A mixed group of students and local activists marched in protest today as part of a national day of action against the passage of California's constitutional amendment banning gay marriage.
Related: Students protest Proposition 8
Nearly 100 students and residents joined for a march from the drill field around campus and back chanting slogans, bearing signs and waving and cheering at passing cars.
"We're in southwest Virginia, we want to improve the LGBT community's visibility and we want people here to know we exist," said organizer Tami Grossman.
The sophomore theater arts major put together the Facebook group that organized the protest herself.
"I started the Facebook group on a whim Monday night after a friend of mine at Mary Washington sent me a link to the national Facebook page," Grossman said. "This isn't just a California issue, it's an issue across America."
"I'm gay, I want my right to marry," Grossman said. "I want to live in an America where I'm not just tolerated, but accepted."
As the group got moving some participants handed out signs with slogans as simple as "Why do we still have to protest this crap?" to a paraphrase from Richard Le Gallienne's translation of the Rubaiyat of Omar Khayyam: "I have no care about that book above; so I be written in the book of love."
Grossman said she saw gay marriage as a matter of simple fairness and tied it to the separation of church and state.
"[Religious] marriage is a religious ceremony.
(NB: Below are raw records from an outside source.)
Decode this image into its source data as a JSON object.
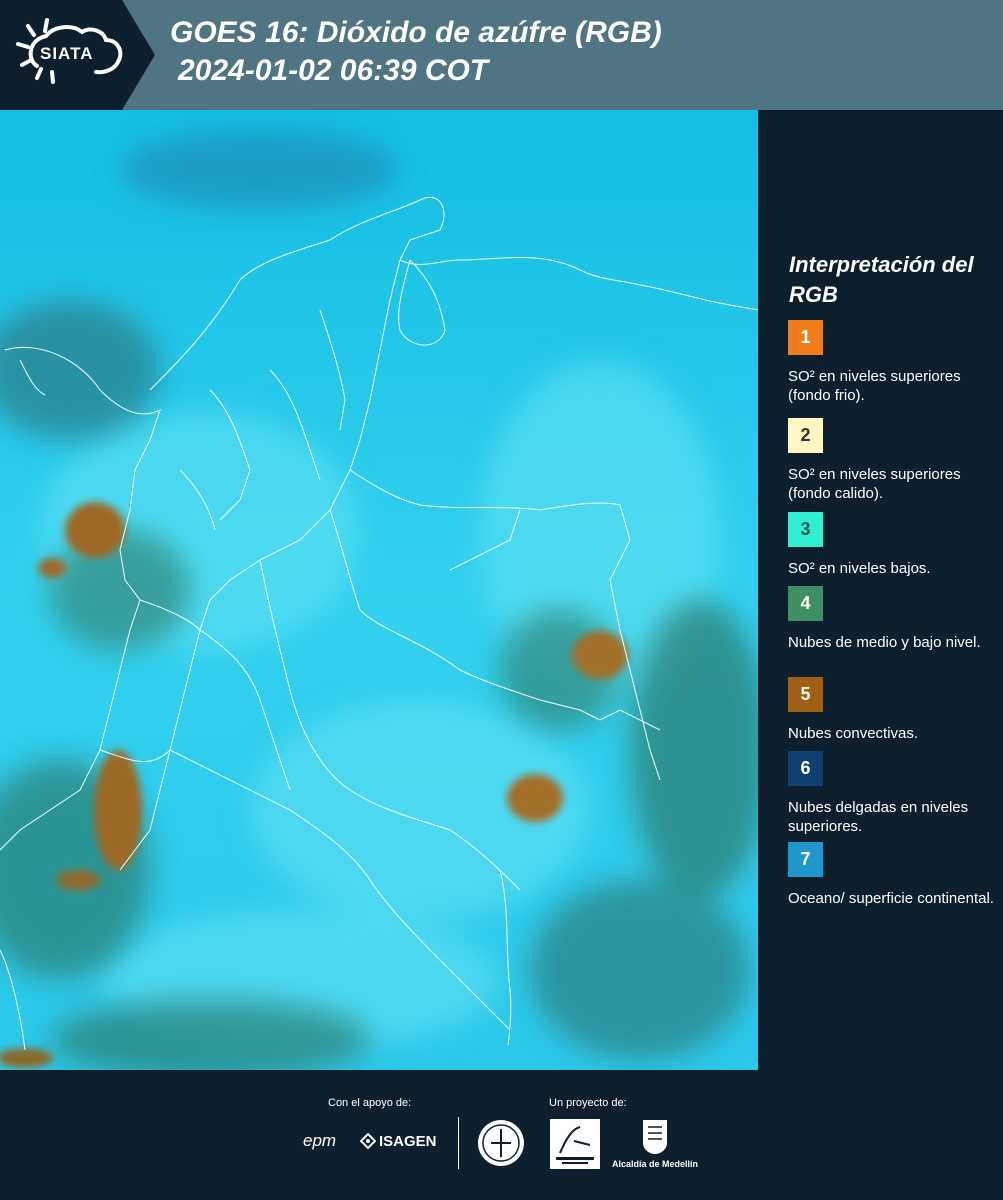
{
  "header": {
    "logo_text": "SIATA",
    "title_line1": "GOES 16: Dióxido de azúfre (RGB)",
    "title_line2": "2024-01-02 06:39 COT",
    "background": "#4f7482"
  },
  "map": {
    "background_color": "#2ecae9",
    "border_color": "#ffffff"
  },
  "legend": {
    "title": "Interpretación del RGB",
    "items": [
      {
        "number": "1",
        "color": "#f07d1a",
        "text": "SO² en niveles superiores (fondo frio)."
      },
      {
        "number": "2",
        "color": "#fff6c4",
        "text": "SO² en niveles superiores (fondo calido)."
      },
      {
        "number": "3",
        "color": "#2ef0cf",
        "text": "SO² en niveles bajos."
      },
      {
        "number": "4",
        "color": "#3f8f64",
        "text": "Nubes de medio y bajo nivel."
      },
      {
        "number": "5",
        "color": "#a05e14",
        "text": "Nubes convectivas."
      },
      {
        "number": "6",
        "color": "#0f3f6e",
        "text": "Nubes delgadas en niveles superiores."
      },
      {
        "number": "7",
        "color": "#1f97c8",
        "text": "Oceano/ superficie continental."
      }
    ]
  },
  "footer": {
    "support_label": "Con el apoyo de:",
    "project_label": "Un proyecto de:",
    "epm": "epm",
    "isagen": "ISAGEN",
    "alcaldia": "Alcaldía de Medellín"
  }
}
I think the state should allow a civil union and if the church wants to have a ceremony, that's fine," Grossman said. "I'm not interested in forcing the local Catholic Church into performing my marriage."
Several protestors said they wanted to draw attention to the gay and lesbian community in Blacksburg and at Virginia Tech and to highlight what they see as an injustice.
"I'll never be able to wrap my mind around how gay love is any different than straight love," said junior computer science major Maggie Mooney. "I want to draw attention to gay rights as an issue."
Dorothy Atkinson a theater arts graduate student said she brought her support as a straight ally.
"I have a lot of gay friends, this feels like a huge issue. This is a huge civil rights issue," Atkinson said.
Junior computer science major Tom Dinkelmeyer said he was disappointed by the vote in California.
"I have a lot of gay friends, it troubles me that their marriages will be invalidated," Dinkelmeyer said.
David Merryman, a junior theater art major, said he was let down as well.
"I was very disappointed by the ballot initiatives banning gay marriage, but most especially Prop. 8," Merryman said.
Passers-by seemed surprised to see such a large and vocal gathering on campus on a Saturday, but nearly all voiced support by cheering or waving, passing cars honked and waved their encouragement as well.
After the protest returned to the drill field, a group of more than 30 students remained to continue the protest.
Graduate student Daren Maczka said he was upset by this recent turn in American politics.
"I think same-sex marriage is a civil rights issue," Maczka said. ""What we had was a democratic vote to take away a minority group's rights."
Maczka said he wanted to expose what he saw as a fundamental unfairness in a majority voting to take away a minority group's rights.
"It's baloney, they used lies to pass [Prop. 8]. They told people their kids would be indoctrinated, that their churches would be censored," Maczka said.
Sophomore computer engineering Taylor Eubank said he thought exposure to gay and lesbian people was key to understanding and tolerance.
"When I was still in high school, I would've been against gay marriage," Eubank said. "Now that I've had a chance to hang out with some gay people, I realize that these are regular people. There's nothing wrong with them."
Eubank shouted most of the cadences for the group as it marched.
Grossman said she felt like the march was successful.
"I'm happy, I think the flash mob failed in front of D2, but I'd call it a success," Grossman said.
"We had an open house with a lot of high school seniors visiting today. I think it's cool, hopefully they'll see that there's a chance for them to get socially active early," Eubank said.